- A quarterly public newsletter called Poison Safety Updates. Folks can sign up at https://calpoison.org/newsletter/newsletter-signup.
According to the Centers for Disease Control, every 13 seconds, a U.S. poison control center answers a call about a possible poisoning. Poisonings are a significant health problem in California, resulting in 300,000 calls to CPCS each year — this figure includes information and exposure calls. While poisoning exposures can happen to anyone, about 80 percent of all calls are made from the home, and nearly half of these calls involve children under the age of 6. The most common causes of poisoning among young children are medicines, cosmetics, and personal care products. In most cases, a poison exposure can be safely managed at home, avoiding a call to 911 or a visit to a crowded hospital emergency room. The CPCS toll-free number, (800) 222-1222, is answered quickly by pharmacists, nurses, and poison information providers, free of charge, 24 hours a day, seven days a week.
About California Poison Control

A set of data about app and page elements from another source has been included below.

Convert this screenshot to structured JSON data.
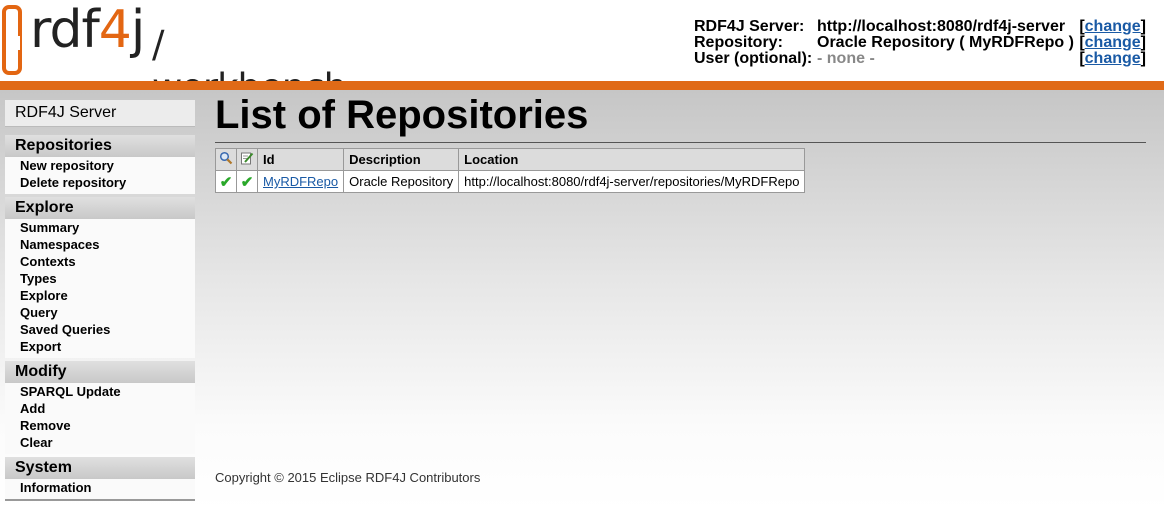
{
  "header": {
    "logo_text": "rdf",
    "logo_four": "4",
    "logo_j": "j",
    "logo_subtitle": "/ workbench",
    "server_label": "RDF4J Server:",
    "server_value": "http://localhost:8080/rdf4j-server",
    "repository_label": "Repository:",
    "repository_value": "Oracle Repository ( MyRDFRepo )",
    "user_label": "User (optional):",
    "user_value": "- none -",
    "change_label": "change"
  },
  "sidebar": {
    "server": "RDF4J Server",
    "sections": [
      {
        "title": "Repositories",
        "items": [
          "New repository",
          "Delete repository"
        ]
      },
      {
        "title": "Explore",
        "items": [
          "Summary",
          "Namespaces",
          "Contexts",
          "Types",
          "Explore",
          "Query",
          "Saved Queries",
          "Export"
        ]
      },
      {
        "title": "Modify",
        "items": [
          "SPARQL Update",
          "Add",
          "Remove",
          "Clear"
        ]
      },
      {
        "title": "System",
        "items": [
          "Information"
        ]
      }
    ]
  },
  "main": {
    "title": "List of Repositories",
    "table": {
      "headers": [
        "Id",
        "Description",
        "Location"
      ],
      "icons": [
        "search-icon",
        "edit-icon"
      ],
      "rows": [
        {
          "id": "MyRDFRepo",
          "description": "Oracle Repository",
          "location": "http://localhost:8080/rdf4j-server/repositories/MyRDFRepo",
          "readable": "✔",
          "writable": "✔"
        }
      ]
    }
  },
  "footer": "Copyright © 2015 Eclipse RDF4J Contributors",
  "colors": {
    "accent": "#e06a17",
    "link": "#1a5aa5",
    "check": "#2aa82a"
  }
}
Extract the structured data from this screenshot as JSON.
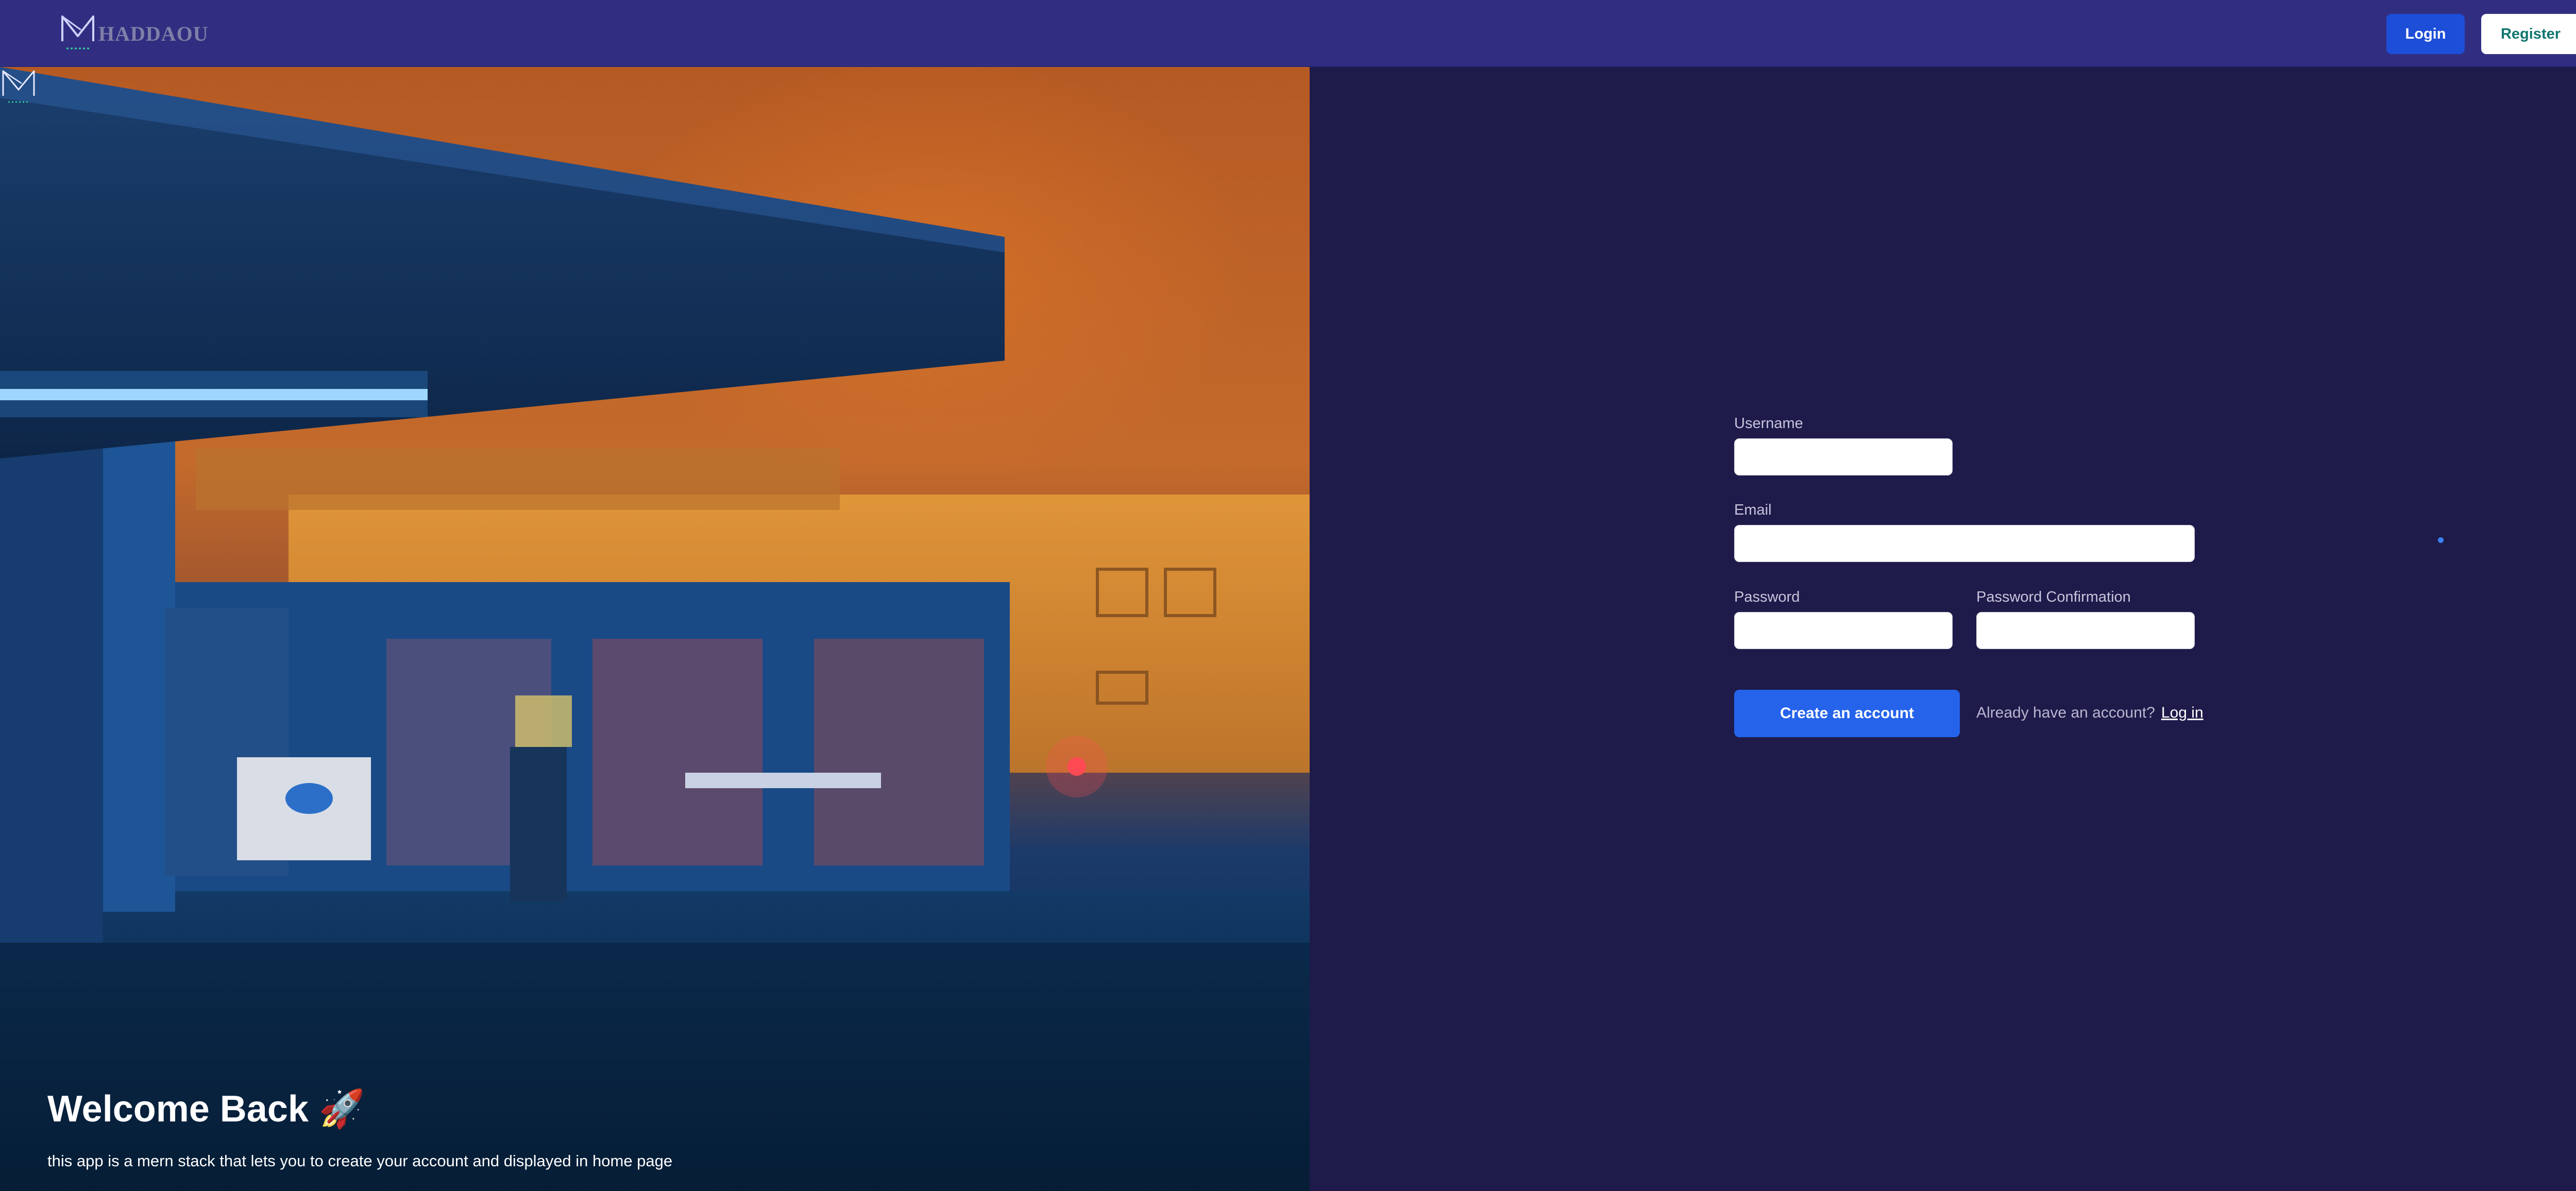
{
  "navbar": {
    "brand_name": "HADDAOU",
    "login_label": "Login",
    "register_label": "Register"
  },
  "hero": {
    "title": "Welcome Back 🚀",
    "subtitle": "this app is a mern stack that lets you to create your account and displayed in home page"
  },
  "form": {
    "username_label": "Username",
    "username_value": "",
    "email_label": "Email",
    "email_value": "",
    "password_label": "Password",
    "password_value": "",
    "password_confirmation_label": "Password Confirmation",
    "password_confirmation_value": "",
    "create_account_label": "Create an account",
    "already_text": "Already have an account?",
    "login_link_label": "Log in"
  },
  "colors": {
    "navbar_bg": "#312e81",
    "page_bg": "#1e1b4b",
    "primary": "#2563eb",
    "register_text": "#0f766e"
  },
  "icons": [
    "haddaou-logo-icon"
  ]
}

For more information about California Poison Control, visit www.calpoison.org. CPCS provides news, tips and poison prevention facts on its Facebook and Twitterpages. Connect to learn more. In case of an accidental poisoning, immediately call (800) 222-1222 (this number works in all states) for advice 24 hours a day, 365 days a year. All calls are handled confidentially. Interpreters for more than 200 languages are available at all times. CPCS also conducts public health surveillance and acts as a community sentinel notifying local and state agencies, the media and the public of potential health threats. The CPCS has four divisions located at UC Davis Medical Center; Zuckerberg San Francisco General Hospital; Valley Children’s Hospital; and UC San Diego Medical Center. The CPCS is part of the University of California San Francisco School of Pharmacy and responsible to the California Emergency Medical Services Authority.